## What is expected
Which lines below hold the word "value"? Report each one.

___ Records for this task

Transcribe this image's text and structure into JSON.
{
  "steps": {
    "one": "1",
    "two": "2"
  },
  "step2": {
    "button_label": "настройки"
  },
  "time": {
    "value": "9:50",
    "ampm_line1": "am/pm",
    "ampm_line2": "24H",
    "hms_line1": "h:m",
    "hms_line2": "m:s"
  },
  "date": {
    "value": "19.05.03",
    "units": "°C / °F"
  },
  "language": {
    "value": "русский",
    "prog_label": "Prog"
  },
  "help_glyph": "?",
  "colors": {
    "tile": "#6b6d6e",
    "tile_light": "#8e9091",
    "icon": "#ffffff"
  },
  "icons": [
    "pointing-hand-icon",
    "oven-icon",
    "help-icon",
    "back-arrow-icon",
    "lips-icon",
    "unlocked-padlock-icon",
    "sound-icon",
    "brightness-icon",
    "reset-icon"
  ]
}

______

## Task answer
    "value": "9:50",
    "value": "19.05.03",
    "value": "русский",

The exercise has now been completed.